Colleagues in Silver Spring reached out to Stewart’s sister in Atlanta, who broke the news.
Lewis said she last spoke to Stewart the day before she died.
“We had a daily 9:45 a.m. call and we did that. I talked to her later, because she was flying in today. That was my last conversation with her,” she said.
Her last communication with her friend was via text, Lewis said. ”People who know Sheila know how much she always wanted to reach out and be in touch.”
October 24, 2013
By Glenn Townes
Special to the NNPA from The New York Amsterdam News
In what many expected, Newark Mayor, Cory Booker, nabbed the coveted U.S. Senate seat in a hotly contested race against Republican hopeful Steve Lonegan at a special election on Wednesday in New Jersey. The gregarious mayor becomes the first African American elected to the U.S. Senate since President Barack Obama.
Booker, 44 made his acceptance speech just two hours after polling centers across the state closed and put the new Senator-elect with more than 56 percent of the vote—with about 75 percent of all precincts reporting. Booker eventually garnered about 710,000 votes or about 55 percent compared to Lonegan’s 579,000 or about 44 percent with nearly all precincts reported. Booker will fill the vacant Senate seat of longtime politico Frank Lautenberg, who passed away earlier this year.

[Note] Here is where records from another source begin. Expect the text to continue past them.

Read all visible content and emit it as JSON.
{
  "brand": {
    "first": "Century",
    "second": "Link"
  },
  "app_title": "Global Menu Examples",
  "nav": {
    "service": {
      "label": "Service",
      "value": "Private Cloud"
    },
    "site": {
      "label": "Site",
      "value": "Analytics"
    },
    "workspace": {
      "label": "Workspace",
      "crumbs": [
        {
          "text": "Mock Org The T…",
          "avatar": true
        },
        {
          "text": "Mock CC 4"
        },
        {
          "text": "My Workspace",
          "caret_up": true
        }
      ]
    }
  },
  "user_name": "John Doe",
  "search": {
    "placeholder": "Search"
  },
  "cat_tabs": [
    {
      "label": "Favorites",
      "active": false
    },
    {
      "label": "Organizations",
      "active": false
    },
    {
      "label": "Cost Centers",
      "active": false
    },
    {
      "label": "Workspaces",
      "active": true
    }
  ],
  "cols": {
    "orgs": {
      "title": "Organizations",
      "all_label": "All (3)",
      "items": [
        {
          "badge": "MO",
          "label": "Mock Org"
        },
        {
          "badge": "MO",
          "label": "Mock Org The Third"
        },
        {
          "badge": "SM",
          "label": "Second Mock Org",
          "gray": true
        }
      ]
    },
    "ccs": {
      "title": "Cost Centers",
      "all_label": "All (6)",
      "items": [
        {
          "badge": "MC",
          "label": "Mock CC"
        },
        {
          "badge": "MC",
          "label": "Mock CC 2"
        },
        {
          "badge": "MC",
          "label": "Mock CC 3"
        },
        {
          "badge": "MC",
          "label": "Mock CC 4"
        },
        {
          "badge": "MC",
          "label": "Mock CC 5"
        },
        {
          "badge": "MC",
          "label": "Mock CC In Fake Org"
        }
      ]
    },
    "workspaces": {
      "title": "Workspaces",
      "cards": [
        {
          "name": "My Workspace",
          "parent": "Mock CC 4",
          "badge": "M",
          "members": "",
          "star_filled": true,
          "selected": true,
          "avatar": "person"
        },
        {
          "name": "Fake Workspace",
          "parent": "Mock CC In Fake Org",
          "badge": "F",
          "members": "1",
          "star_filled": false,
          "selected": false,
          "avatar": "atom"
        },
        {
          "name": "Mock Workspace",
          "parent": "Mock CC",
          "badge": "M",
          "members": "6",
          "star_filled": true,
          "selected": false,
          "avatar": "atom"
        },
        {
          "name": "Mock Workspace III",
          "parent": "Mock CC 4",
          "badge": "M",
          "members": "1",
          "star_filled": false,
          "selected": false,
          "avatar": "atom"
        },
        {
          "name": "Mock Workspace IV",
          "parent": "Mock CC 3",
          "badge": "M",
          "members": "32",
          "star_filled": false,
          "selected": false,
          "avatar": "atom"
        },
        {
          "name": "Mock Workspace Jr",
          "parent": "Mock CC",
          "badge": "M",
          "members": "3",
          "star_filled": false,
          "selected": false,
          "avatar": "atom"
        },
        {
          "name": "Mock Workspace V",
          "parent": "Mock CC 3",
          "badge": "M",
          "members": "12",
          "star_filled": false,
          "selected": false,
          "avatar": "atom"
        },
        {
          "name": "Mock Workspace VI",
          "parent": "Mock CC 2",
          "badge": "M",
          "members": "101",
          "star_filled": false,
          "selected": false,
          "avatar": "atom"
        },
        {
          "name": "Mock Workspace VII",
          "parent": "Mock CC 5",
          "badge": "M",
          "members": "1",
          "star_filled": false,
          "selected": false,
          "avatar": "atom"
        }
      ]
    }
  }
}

Delivering a fire and brimstone acceptance speech to a standing room audience at Booker election campaign headquarters at NJPAC Center in Newark, the gregarious and charismatic outgoing mayor paid homage to his modest beginnings; paid tribute to his father, Cary, who passed away last week and hinted about some of his plans as the Garden state’s newest senator in Washington. “I will join Senator Menendez in moving the people of New Jersey ahead,” he said. “But make no mistake, we have work to do!” The mantra of “work to do” has long been a staple in dozens of Booker’s speeches—including one of his first speeches after becoming mayor in 2006.
Lonegan conceded defeat in a telephone call to the Booker camp shortly after the Associated Press predicted a Booker win. In a brief concession speech at Lonegan headquarters at the Marriott hotel in Bridgewater, the former mayor of the small town of Bogota, said he will move into the private sector and acknowledged his supporters—including Governor Chris Christie. Throughout the campaign, Christie was criticized by members of the Lonegan camp for not being more vocal and participatory in the Republican’s senate bid. “Outside of running along the street placing campaign signs, I don’t know what else the governor could have done to help my campaign,” he said.
Lastly, once the election results are certified, Booker could be sworn in as senator within the next 30 days. Newark City Council President Luis Quintana is expected to be appointed interim mayor once Booker departs for Washington.